PROMPT = Return the entries below word for word. No picture belongs in the copy.

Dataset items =

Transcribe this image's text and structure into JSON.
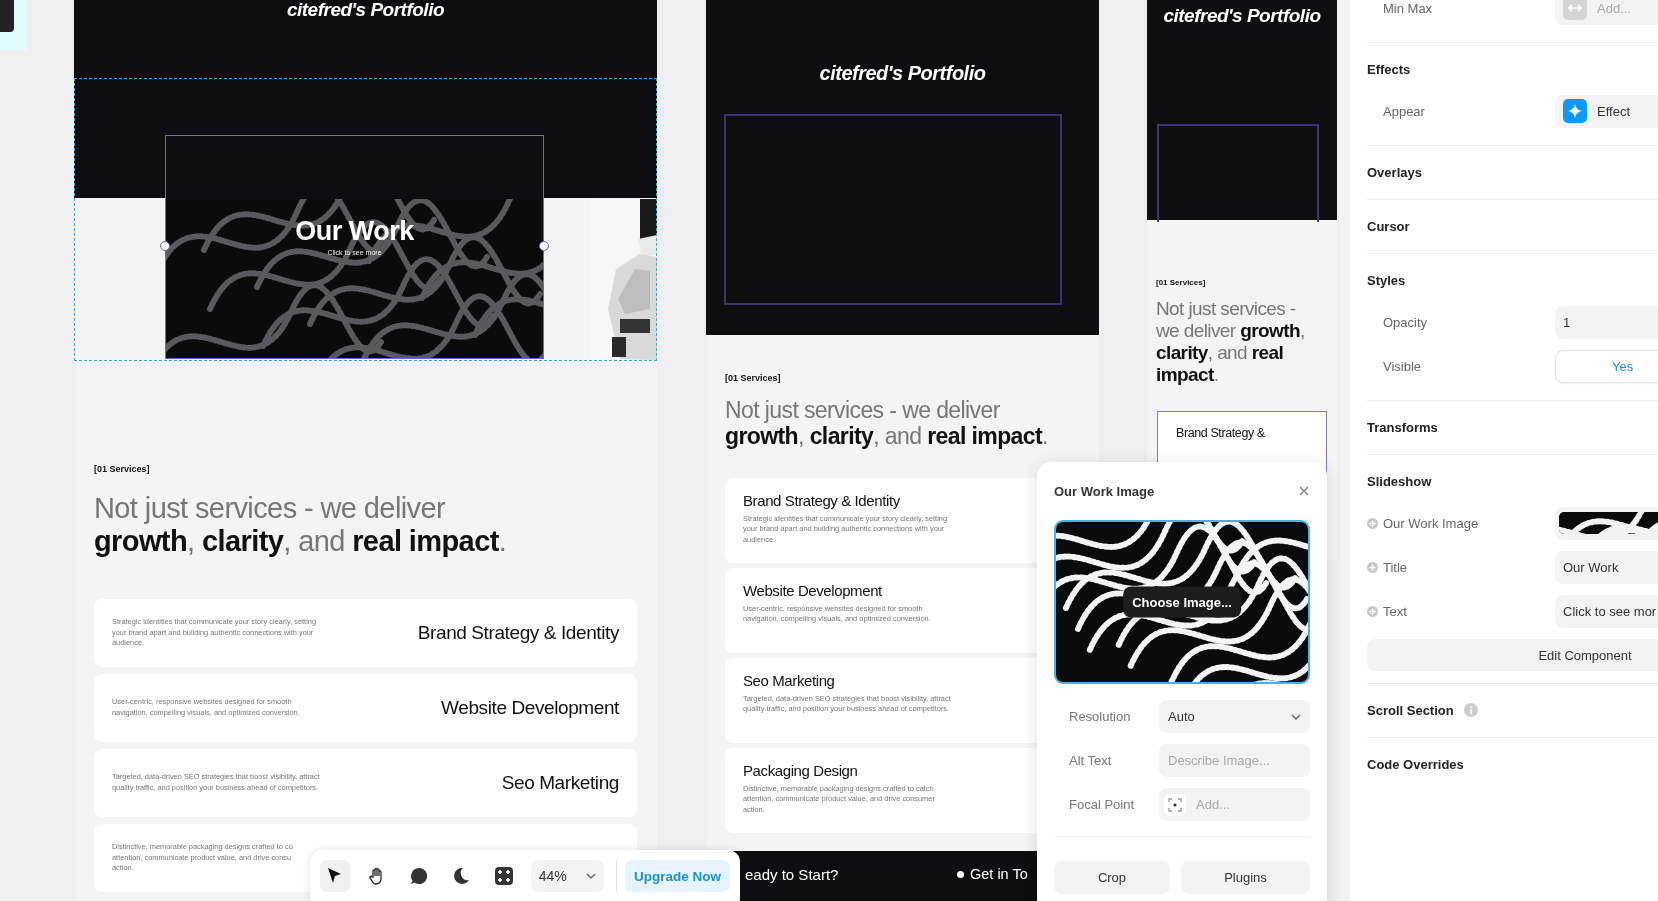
{
  "frames": [
    {
      "kind": "desktop",
      "site_title": "citefred's Portfolio",
      "hero": {
        "title": "Our Work",
        "text": "Click to see more",
        "selected": true
      },
      "services_label": "[01 Services]",
      "heading": "Not just services - we deliver **growth**, **clarity**, and **real impact**.",
      "cards": [
        {
          "title": "Brand Strategy & Identity",
          "text": "Strategic identities that communicate your story clearly, setting your brand apart and building authentic connections with your audience."
        },
        {
          "title": "Website Development",
          "text": "User-centric, responsive websites designed for smooth navigation, compelling visuals, and optimized conversion."
        },
        {
          "title": "Seo Marketing",
          "text": "Targeted, data-driven SEO strategies that boost visibility, attract quality traffic, and position your business ahead of competitors."
        },
        {
          "text": "Distinctive, memorable packaging designs crafted to co\nattention, communicate product value, and drive consu\naction."
        }
      ]
    },
    {
      "kind": "tablet",
      "site_title": "citefred's Portfolio",
      "services_label": "[01 Services]",
      "heading": "Not just services - we deliver **growth**, **clarity**, and **real impact**.",
      "cards": [
        {
          "title": "Brand Strategy & Identity",
          "text": "Strategic identities that communicate your story clearly, setting your brand apart and building authentic connections with your audience."
        },
        {
          "title": "Website Development",
          "text": "User-centric, responsive websites designed for smooth navigation, compelling visuals, and optimized conversion."
        },
        {
          "title": "Seo Marketing",
          "text": "Targeted, data-driven SEO strategies that boost visibility, attract quality traffic, and position your business ahead of competitors."
        },
        {
          "title": "Packaging Design",
          "text": "Distinctive, memorable packaging designs crafted to catch attention, communicate product value, and drive consumer action."
        }
      ],
      "footer": {
        "cta": "eady to Start?",
        "link": "Get in To"
      }
    },
    {
      "kind": "phone",
      "site_title": "citefred's Portfolio",
      "services_label": "[01 Services]",
      "heading": "Not just services - we deliver **growth**, **clarity**, and **real impact**.",
      "cards": [
        {
          "title": "Brand Strategy &",
          "selected": true
        }
      ]
    }
  ],
  "toolbar": {
    "tools": [
      {
        "kind": "pointer",
        "selected": true
      },
      {
        "kind": "hand",
        "selected": false
      },
      {
        "kind": "comment",
        "selected": false
      },
      {
        "kind": "moon",
        "selected": false
      },
      {
        "kind": "grid",
        "selected": false
      }
    ],
    "zoom": "44%",
    "upgrade": "Upgrade Now"
  },
  "popup": {
    "title": "Our Work Image",
    "image_button": "Choose Image...",
    "fields": [
      {
        "label": "Resolution",
        "kind": "select",
        "value": "Auto"
      },
      {
        "label": "Alt Text",
        "kind": "text",
        "placeholder": "Describe Image..."
      },
      {
        "label": "Focal Point",
        "kind": "focal",
        "placeholder": "Add..."
      }
    ],
    "buttons": [
      "Crop",
      "Plugins"
    ]
  },
  "properties": [
    {
      "kind": "rows",
      "rows": [
        {
          "label": "Min Max",
          "kind": "minmax",
          "placeholder": "Add..."
        }
      ]
    },
    {
      "kind": "section",
      "title": "Effects",
      "rows": [
        {
          "label": "Appear",
          "kind": "effect",
          "value": "Effect"
        }
      ]
    },
    {
      "kind": "section",
      "title": "Overlays"
    },
    {
      "kind": "section",
      "title": "Cursor"
    },
    {
      "kind": "section",
      "title": "Styles",
      "rows": [
        {
          "label": "Opacity",
          "kind": "text",
          "value": "1"
        },
        {
          "label": "Visible",
          "kind": "toggle",
          "value": "Yes"
        }
      ]
    },
    {
      "kind": "section",
      "title": "Transforms"
    },
    {
      "kind": "section",
      "title": "Slideshow",
      "rows": [
        {
          "label": "Our Work Image",
          "addable": true
        },
        {
          "label": "Title",
          "kind": "text",
          "value": "Our Work",
          "addable": true
        },
        {
          "label": "Text",
          "kind": "text",
          "value": "Click to see mor",
          "addable": true
        }
      ],
      "button": "Edit Component"
    },
    {
      "kind": "section",
      "title": "Scroll Section",
      "info": true
    },
    {
      "kind": "section",
      "title": "Code Overrides"
    }
  ]
}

ANSWER AREA =
Transcribe this image's text and structure into JSON.
{
  "frames": [
    {
      "kind": "desktop",
      "site_title": "citefred's Portfolio",
      "hero": {
        "title": "Our Work",
        "text": "Click to see more",
        "selected": true
      },
      "services_label": "[01 Services]",
      "heading": "Not just services - we deliver **growth**, **clarity**, and **real impact**.",
      "cards": [
        {
          "title": "Brand Strategy & Identity",
          "text": "Strategic identities that communicate your story clearly, setting your brand apart and building authentic connections with your audience."
        },
        {
          "title": "Website Development",
          "text": "User-centric, responsive websites designed for smooth navigation, compelling visuals, and optimized conversion."
        },
        {
          "title": "Seo Marketing",
          "text": "Targeted, data-driven SEO strategies that boost visibility, attract quality traffic, and position your business ahead of competitors."
        },
        {
          "text": "Distinctive, memorable packaging designs crafted to co\nattention, communicate product value, and drive consu\naction."
        }
      ]
    },
    {
      "kind": "tablet",
      "site_title": "citefred's Portfolio",
      "services_label": "[01 Services]",
      "heading": "Not just services - we deliver **growth**, **clarity**, and **real impact**.",
      "cards": [
        {
          "title": "Brand Strategy & Identity",
          "text": "Strategic identities that communicate your story clearly, setting your brand apart and building authentic connections with your audience."
        },
        {
          "title": "Website Development",
          "text": "User-centric, responsive websites designed for smooth navigation, compelling visuals, and optimized conversion."
        },
        {
          "title": "Seo Marketing",
          "text": "Targeted, data-driven SEO strategies that boost visibility, attract quality traffic, and position your business ahead of competitors."
        },
        {
          "title": "Packaging Design",
          "text": "Distinctive, memorable packaging designs crafted to catch attention, communicate product value, and drive consumer action."
        }
      ],
      "footer": {
        "cta": "eady to Start?",
        "link": "Get in To"
      }
    },
    {
      "kind": "phone",
      "site_title": "citefred's Portfolio",
      "services_label": "[01 Services]",
      "heading": "Not just services - we deliver **growth**, **clarity**, and **real impact**.",
      "cards": [
        {
          "title": "Brand Strategy &",
          "selected": true
        }
      ]
    }
  ],
  "toolbar": {
    "tools": [
      {
        "kind": "pointer",
        "selected": true
      },
      {
        "kind": "hand",
        "selected": false
      },
      {
        "kind": "comment",
        "selected": false
      },
      {
        "kind": "moon",
        "selected": false
      },
      {
        "kind": "grid",
        "selected": false
      }
    ],
    "zoom": "44%",
    "upgrade": "Upgrade Now"
  },
  "popup": {
    "title": "Our Work Image",
    "image_button": "Choose Image...",
    "fields": [
      {
        "label": "Resolution",
        "kind": "select",
        "value": "Auto"
      },
      {
        "label": "Alt Text",
        "kind": "text",
        "placeholder": "Describe Image..."
      },
      {
        "label": "Focal Point",
        "kind": "focal",
        "placeholder": "Add..."
      }
    ],
    "buttons": [
      "Crop",
      "Plugins"
    ]
  },
  "properties": [
    {
      "kind": "rows",
      "rows": [
        {
          "label": "Min Max",
          "kind": "minmax",
          "placeholder": "Add..."
        }
      ]
    },
    {
      "kind": "section",
      "title": "Effects",
      "rows": [
        {
          "label": "Appear",
          "kind": "effect",
          "value": "Effect"
        }
      ]
    },
    {
      "kind": "section",
      "title": "Overlays"
    },
    {
      "kind": "section",
      "title": "Cursor"
    },
    {
      "kind": "section",
      "title": "Styles",
      "rows": [
        {
          "label": "Opacity",
          "kind": "text",
          "value": "1"
        },
        {
          "label": "Visible",
          "kind": "toggle",
          "value": "Yes"
        }
      ]
    },
    {
      "kind": "section",
      "title": "Transforms"
    },
    {
      "kind": "section",
      "title": "Slideshow",
      "rows": [
        {
          "label": "Our Work Image",
          "addable": true
        },
        {
          "label": "Title",
          "kind": "text",
          "value": "Our Work",
          "addable": true
        },
        {
          "label": "Text",
          "kind": "text",
          "value": "Click to see mor",
          "addable": true
        }
      ],
      "button": "Edit Component"
    },
    {
      "kind": "section",
      "title": "Scroll Section",
      "info": true
    },
    {
      "kind": "section",
      "title": "Code Overrides"
    }
  ]
}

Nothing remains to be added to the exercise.